Photographing the Mayor of Antigua, President of Guatemala and President of Taiwan on Arc Street, then feeling like paparazzi as I was almost trampled by Taiwanese journalists.Hiking up Pacaya Volcano, frequently having to stop and take breaks so I wouldn’t shit my pants, then roasting colorful marshmallows over the volcano with sticks we found.
Which images of Guatemala symbolize my new understanding of Guatemalan cultura. Hmm.Well there are the things you might expect. The cobblestone streets of Antigua, because pavement is expensive. The face of Felix the coffee farmer, darkened by long hours in the harsh sunlight. The beautiful landscape of Hobbitenango, the Lord-of-the-Rings themed hotel and restaurant. The colorful chicken busses on every other corner.
Okay, maybe that headline is a little dramatic. But that’s what it felt like as I was lounging in my hammock in San Pedro La Laguna, overlooking Lake Atitlan. That’s what it felt like as I was receiving snapchats from my friends driving to the Women’s March in Washington, D.C.
There are two moments from my time in Guatemala that I will hold on to forever. The first was when we met JP Fuentes, the head of Los Patojos. As he told us about his story and how he ran away from everything only to come back and start this school, I was struck by his passion and compassion for his hometown.
Guatemala seemed more familiar to me than most of the places I’ve been to in the United States. I felt more at home in the climate, on the dusty streets, and with the brown-skinned people. I grew up in the Philippines, which was once a colony of Spain, and I found that Guatemala was very similar to the Philippines.
I walk into the market with my mind barred and alert, trying to avoid sensory overload. People trickle like a river and we seem to be walking into them like salmon. I hold my camera, itching for a moment to use it.“That sign says to watch your belongings,” Josiah says. Now I am gripping my camera less for use, more for security.
Through the window of the car, I could see the maize fields go on to what felt like forever.
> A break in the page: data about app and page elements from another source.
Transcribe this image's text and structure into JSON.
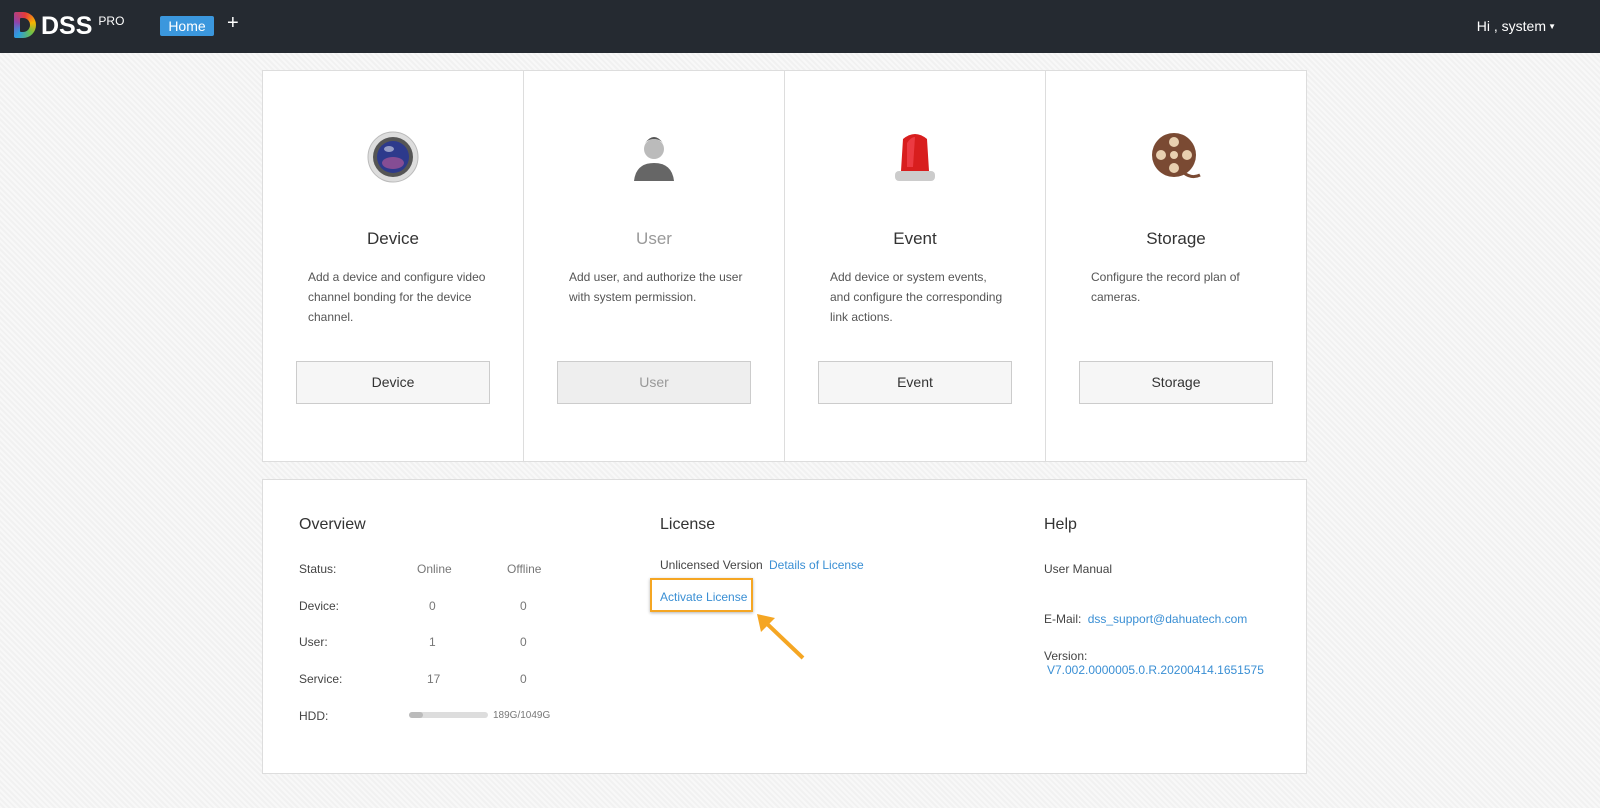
{
  "header": {
    "logo": "DSS",
    "logo_sup": "PRO",
    "tab": "Home",
    "add": "+",
    "user": "Hi , system"
  },
  "cards": [
    {
      "title": "Device",
      "desc": "Add a device and configure video channel bonding for the device channel.",
      "button": "Device",
      "icon": "camera-icon"
    },
    {
      "title": "User",
      "desc": "Add user, and authorize the user with system permission.",
      "button": "User",
      "icon": "user-icon"
    },
    {
      "title": "Event",
      "desc": "Add device or system events, and configure the corresponding link actions.",
      "button": "Event",
      "icon": "alarm-light-icon"
    },
    {
      "title": "Storage",
      "desc": "Configure the record plan of cameras.",
      "button": "Storage",
      "icon": "film-reel-icon"
    }
  ],
  "overview": {
    "title": "Overview",
    "status": "Status:",
    "online": "Online",
    "offline": "Offline",
    "rows": [
      {
        "label": "Device:",
        "online": "0",
        "offline": "0"
      },
      {
        "label": "User:",
        "online": "1",
        "offline": "0"
      },
      {
        "label": "Service:",
        "online": "17",
        "offline": "0"
      }
    ],
    "hdd_label": "HDD:",
    "hdd_value": "189G/1049G",
    "hdd_fraction": 0.18
  },
  "license": {
    "title": "License",
    "version": "Unlicensed Version",
    "details": "Details of License",
    "activate": "Activate License"
  },
  "help": {
    "title": "Help",
    "manual": "User Manual",
    "email_label": "E-Mail:",
    "email": "dss_support@dahuatech.com",
    "version_label": "Version:",
    "version": "V7.002.0000005.0.R.20200414.1651575"
  },
  "colors": {
    "accent": "#3b97dd",
    "highlight": "#f5a623"
  }
}
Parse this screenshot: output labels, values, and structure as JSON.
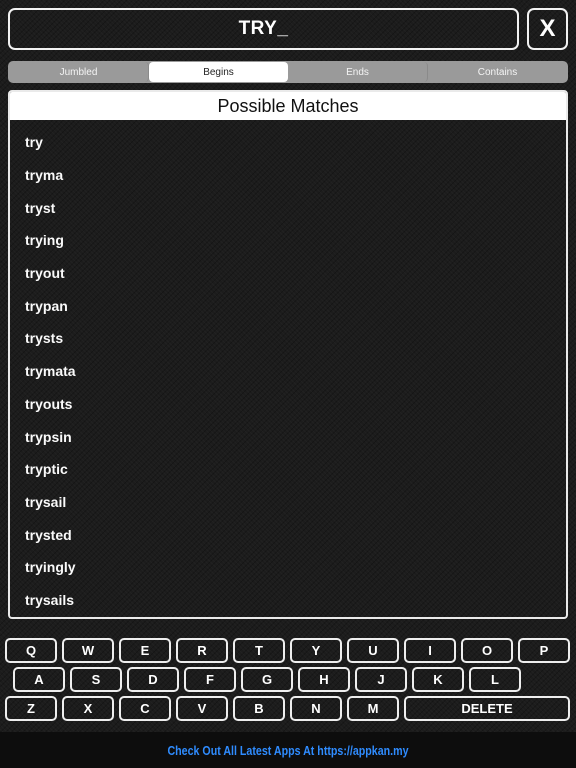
{
  "input": {
    "value": "TRY_"
  },
  "close_label": "X",
  "tabs": [
    {
      "label": "Jumbled",
      "active": false
    },
    {
      "label": "Begins",
      "active": true
    },
    {
      "label": "Ends",
      "active": false
    },
    {
      "label": "Contains",
      "active": false
    }
  ],
  "results": {
    "title": "Possible Matches",
    "items": [
      "try",
      "tryma",
      "tryst",
      "trying",
      "tryout",
      "trypan",
      "trysts",
      "trymata",
      "tryouts",
      "trypsin",
      "tryptic",
      "trysail",
      "trysted",
      "tryingly",
      "trysails"
    ]
  },
  "keyboard": {
    "row1": [
      "Q",
      "W",
      "E",
      "R",
      "T",
      "Y",
      "U",
      "I",
      "O",
      "P"
    ],
    "row2": [
      "A",
      "S",
      "D",
      "F",
      "G",
      "H",
      "J",
      "K",
      "L"
    ],
    "row3": [
      "Z",
      "X",
      "C",
      "V",
      "B",
      "N",
      "M"
    ],
    "delete_label": "DELETE"
  },
  "footer": {
    "text": "Check Out All Latest Apps At https://appkan.my"
  },
  "colors": {
    "background": "#1c1c1c",
    "border": "#f2f2f2",
    "link": "#2f8cff",
    "segment": "#9a9a9a"
  }
}
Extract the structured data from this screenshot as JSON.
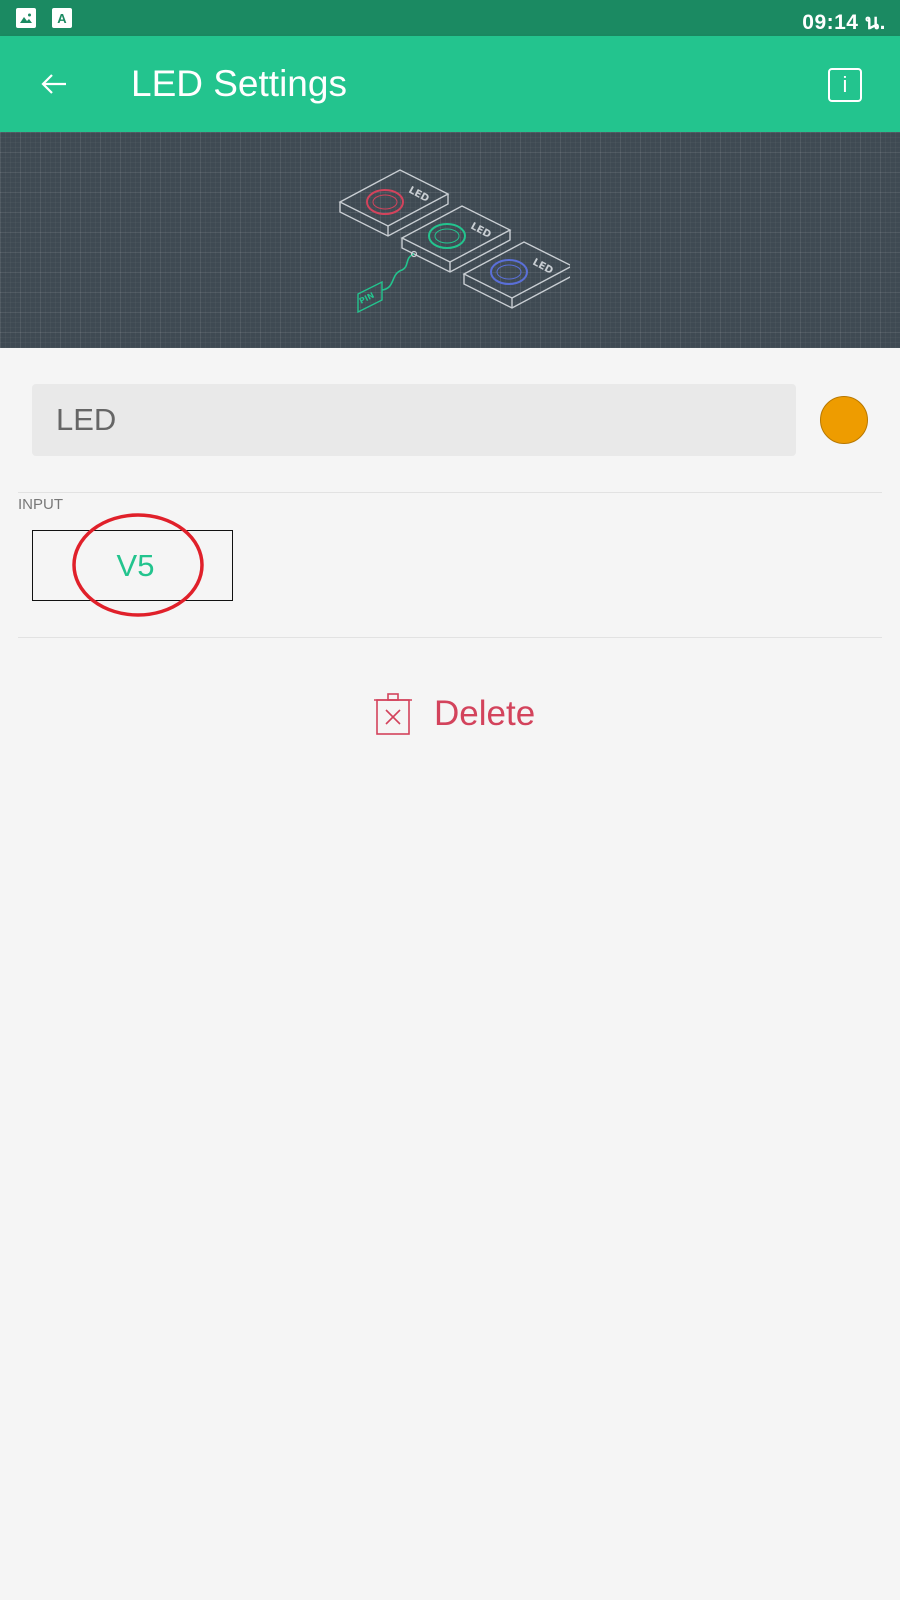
{
  "status_bar": {
    "time": "09:14 น.",
    "icons": [
      "image-icon",
      "keyboard-a-icon"
    ],
    "color": "#1b8a62"
  },
  "app_bar": {
    "title": "LED Settings",
    "back_icon": "arrow-left-icon",
    "info_icon": "info-icon",
    "info_glyph": "i",
    "color": "#23c48e"
  },
  "hero": {
    "illustration": "three-leds-with-pin",
    "led_labels": [
      "LED",
      "LED",
      "LED"
    ],
    "pin_label": "PIN",
    "led_colors": [
      "#d3435c",
      "#23c48e",
      "#5a6fd8"
    ]
  },
  "widget": {
    "name_value": "LED",
    "color": "#ee9c00"
  },
  "input": {
    "label": "INPUT",
    "pin": "V5",
    "highlight_color": "#e0202a"
  },
  "actions": {
    "delete_label": "Delete",
    "delete_icon": "trash-icon",
    "delete_color": "#d3435c"
  }
}
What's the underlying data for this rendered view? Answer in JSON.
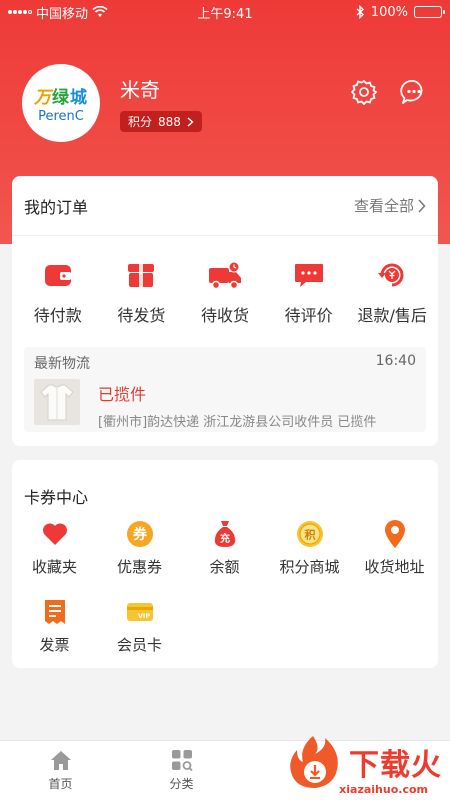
{
  "status_bar": {
    "carrier": "中国移动",
    "time": "上午9:41",
    "battery": "100%"
  },
  "profile": {
    "logo_cn_1": "万",
    "logo_cn_2": "绿",
    "logo_cn_3": "城",
    "logo_en": "PerenC",
    "username": "米奇",
    "points_label": "积分",
    "points_value": "888"
  },
  "orders": {
    "title": "我的订单",
    "see_all": "查看全部",
    "items": [
      {
        "label": "待付款",
        "icon": "wallet-icon"
      },
      {
        "label": "待发货",
        "icon": "package-icon"
      },
      {
        "label": "待收货",
        "icon": "truck-icon"
      },
      {
        "label": "待评价",
        "icon": "comment-icon"
      },
      {
        "label": "退款/售后",
        "icon": "refund-icon"
      }
    ],
    "logistics": {
      "title": "最新物流",
      "time": "16:40",
      "status": "已揽件",
      "detail": "[衢州市]韵达快递 浙江龙游县公司收件员 已揽件"
    }
  },
  "coupons": {
    "title": "卡券中心",
    "items": [
      {
        "label": "收藏夹",
        "icon": "heart-icon"
      },
      {
        "label": "优惠券",
        "icon": "coupon-icon",
        "glyph": "券"
      },
      {
        "label": "余额",
        "icon": "money-bag-icon",
        "glyph": "充"
      },
      {
        "label": "积分商城",
        "icon": "points-coin-icon",
        "glyph": "积"
      },
      {
        "label": "收货地址",
        "icon": "location-pin-icon"
      },
      {
        "label": "发票",
        "icon": "invoice-icon"
      },
      {
        "label": "会员卡",
        "icon": "vip-card-icon",
        "glyph": "VIP"
      }
    ]
  },
  "tabbar": {
    "tabs": [
      {
        "label": "首页"
      },
      {
        "label": "分类"
      }
    ]
  },
  "watermark": {
    "cn": "下载火",
    "en": "xiazaihuo.com"
  },
  "colors": {
    "brand_red": "#ee3a37",
    "badge_red": "#c2201f",
    "orange": "#f5a623"
  }
}
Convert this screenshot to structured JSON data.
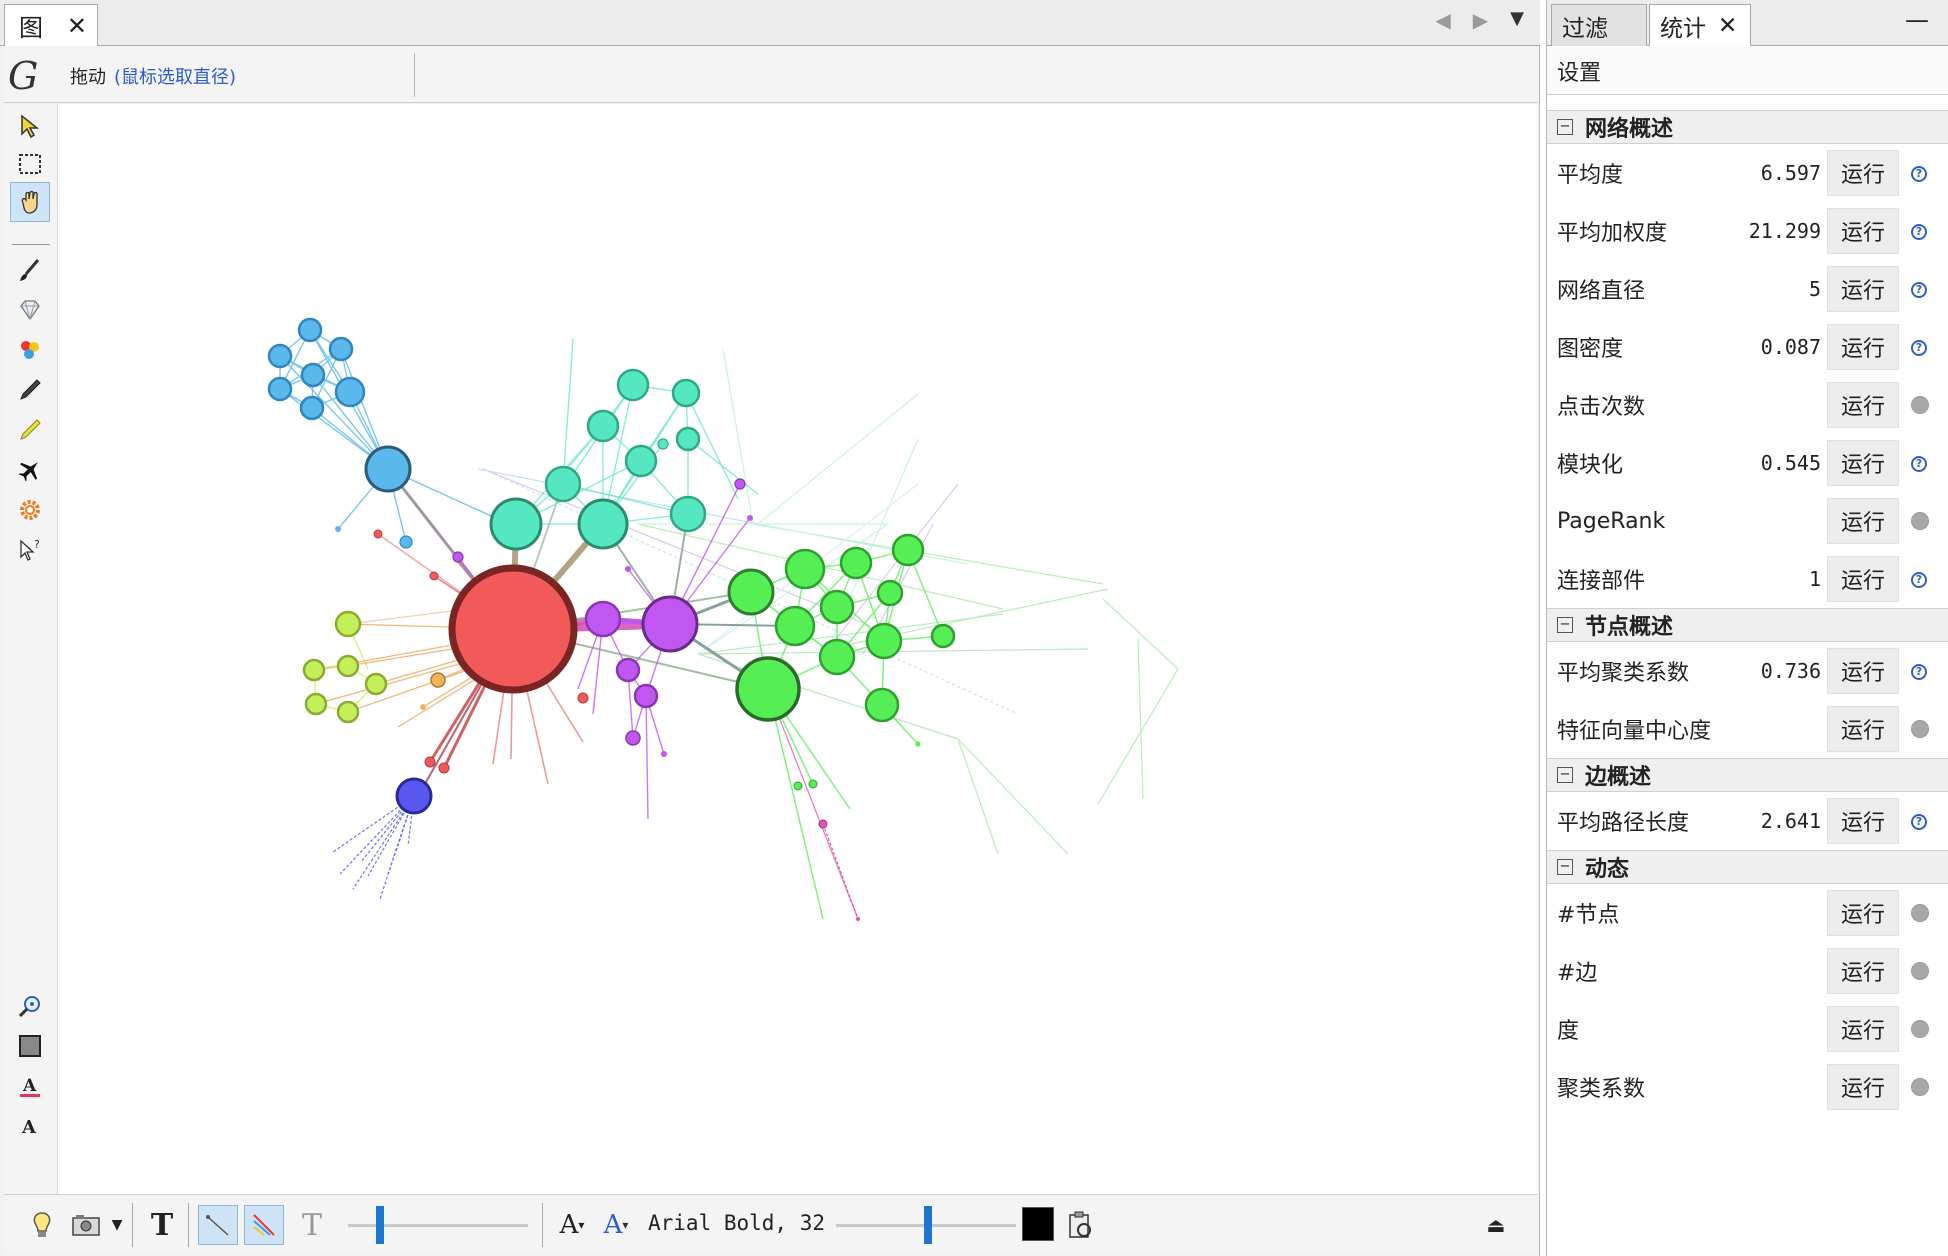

I was trying to see my country through their eyes. Mattie and Alayna were beside me, soaking a new facet of Guatemala, different from touristic Antigua.
Vanessa and I met over a year ago. I met her at a conference where she was selling garments, and we just got along. I bombarded her with many questions about textiles and she politely and enthusiastically responded to my strange interrogation. I didn't know if she was going to remember me when I contacted her a few days ago, but she did.
I am awful at keeping connected to social media. I have many friends all around the world, but I rarely keep in contact with them. The only way I remember to message them is when I get notifications on my phone. This caused me to be even more disconnected in Guatemala than I usually am.
He smiles at me every time I glance at him, but I try not to look too often. I avoid pointing my camera at him. The idea seems uncivil. I am not here to photograph his arm that he clutches toward him or his hand that dangles at the wrist, the wheelchair that he leans against or his tongue that pops out every now and again.
With each step, I knew I was entering a different world: the world of the park. Each stranger passing by glanced, but most stared uncontrollably. I quickly realized how prominently I stood out as a foreigner. Majority of the Guatemalans at Central Park where locals targeting tourists, such as myself.
My chest tightened as I fought for each breath, climbing up the precipitous, rocky slope of the active Pacaya Volcano in Antigua, Guatemala. Not only did my chest tighten with each step, but my breathing grew louder and heavier as I inhaled dirt and volcanic ash.
Walking out of the brown wooden door of Hotel Quinta de las Flores I begin walking towards Central Park in Antigua, Guatemala. Every once in awhile nervously looking up from the uneven cobblestone ground to see the colorful architecture, businesses and people surrounding me.
Carlo Holmberg sticks out like a street performer in the middle of Antigua’s Central Park. He sports maroon cargo shorts while they sport black dress pants. He’s dressed in a beige, baggy v-neck, while they’re dressed in tailored sports jackets.
Day one in Antigua, Guatemala. Our team, the Spicy Iguanas, had just met our fourth member, Chantal Soldini, who took us out to lunch. Numerous lighthearted anecdotes about cultural idiosyncrasies quickly transpired over filling Middle-Eastern food and ginger ale.